- Recorded data -
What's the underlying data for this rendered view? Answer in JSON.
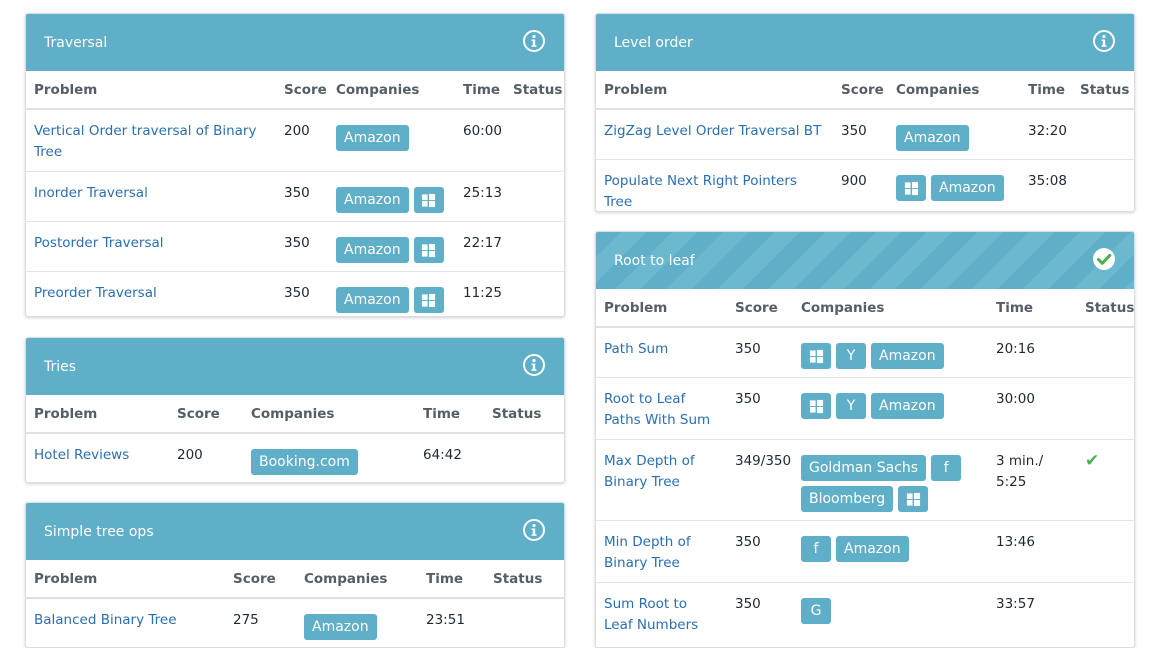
{
  "headers": {
    "problem": "Problem",
    "score": "Score",
    "companies": "Companies",
    "time": "Time",
    "status": "Status"
  },
  "panels": [
    {
      "title": "Traversal",
      "header_icon": "info-icon",
      "striped": false,
      "rows": [
        {
          "problem": "Vertical Order traversal of Binary Tree",
          "score": "200",
          "time": "60:00",
          "status": "",
          "companies": [
            {
              "label": "Amazon"
            }
          ]
        },
        {
          "problem": "Inorder Traversal",
          "score": "350",
          "time": "25:13",
          "status": "",
          "companies": [
            {
              "label": "Amazon"
            },
            {
              "icon": "windows-icon"
            }
          ]
        },
        {
          "problem": "Postorder Traversal",
          "score": "350",
          "time": "22:17",
          "status": "",
          "companies": [
            {
              "label": "Amazon"
            },
            {
              "icon": "windows-icon"
            }
          ]
        },
        {
          "problem": "Preorder Traversal",
          "score": "350",
          "time": "11:25",
          "status": "",
          "companies": [
            {
              "label": "Amazon"
            },
            {
              "icon": "windows-icon"
            }
          ]
        }
      ]
    },
    {
      "title": "Tries",
      "header_icon": "info-icon",
      "striped": false,
      "rows": [
        {
          "problem": "Hotel Reviews",
          "score": "200",
          "time": "64:42",
          "status": "",
          "companies": [
            {
              "label": "Booking.com"
            }
          ]
        }
      ]
    },
    {
      "title": "Simple tree ops",
      "header_icon": "info-icon",
      "striped": false,
      "rows": [
        {
          "problem": "Balanced Binary Tree",
          "score": "275",
          "time": "23:51",
          "status": "",
          "companies": [
            {
              "label": "Amazon"
            }
          ]
        }
      ]
    },
    {
      "title": "Level order",
      "header_icon": "info-icon",
      "striped": false,
      "rows": [
        {
          "problem": "ZigZag Level Order Traversal BT",
          "score": "350",
          "time": "32:20",
          "status": "",
          "companies": [
            {
              "label": "Amazon"
            }
          ]
        },
        {
          "problem": "Populate Next Right Pointers Tree",
          "score": "900",
          "time": "35:08",
          "status": "",
          "companies": [
            {
              "icon": "windows-icon"
            },
            {
              "label": "Amazon"
            }
          ]
        }
      ]
    },
    {
      "title": "Root to leaf",
      "header_icon": "check-circle-icon",
      "striped": true,
      "rows": [
        {
          "problem": "Path Sum",
          "score": "350",
          "time": "20:16",
          "status": "",
          "companies": [
            {
              "icon": "windows-icon"
            },
            {
              "icon": "yahoo-icon",
              "text": "Y"
            },
            {
              "label": "Amazon"
            }
          ]
        },
        {
          "problem": "Root to Leaf Paths With Sum",
          "score": "350",
          "time": "30:00",
          "status": "",
          "companies": [
            {
              "icon": "windows-icon"
            },
            {
              "icon": "yahoo-icon",
              "text": "Y"
            },
            {
              "label": "Amazon"
            }
          ]
        },
        {
          "problem": "Max Depth of Binary Tree",
          "score": "349/350",
          "time": "3 min./ 5:25",
          "status": "solved",
          "companies": [
            {
              "label": "Goldman Sachs"
            },
            {
              "icon": "facebook-icon",
              "text": "f"
            },
            {
              "label": "Bloomberg"
            },
            {
              "icon": "windows-icon"
            }
          ]
        },
        {
          "problem": "Min Depth of Binary Tree",
          "score": "350",
          "time": "13:46",
          "status": "",
          "companies": [
            {
              "icon": "facebook-icon",
              "text": "f"
            },
            {
              "label": "Amazon"
            }
          ]
        },
        {
          "problem": "Sum Root to Leaf Numbers",
          "score": "350",
          "time": "33:57",
          "status": "",
          "companies": [
            {
              "icon": "google-icon",
              "text": "G"
            }
          ]
        }
      ]
    }
  ]
}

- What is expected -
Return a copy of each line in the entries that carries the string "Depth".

- Written answer -
          "problem": "Max Depth of Binary Tree",
          "problem": "Min Depth of Binary Tree",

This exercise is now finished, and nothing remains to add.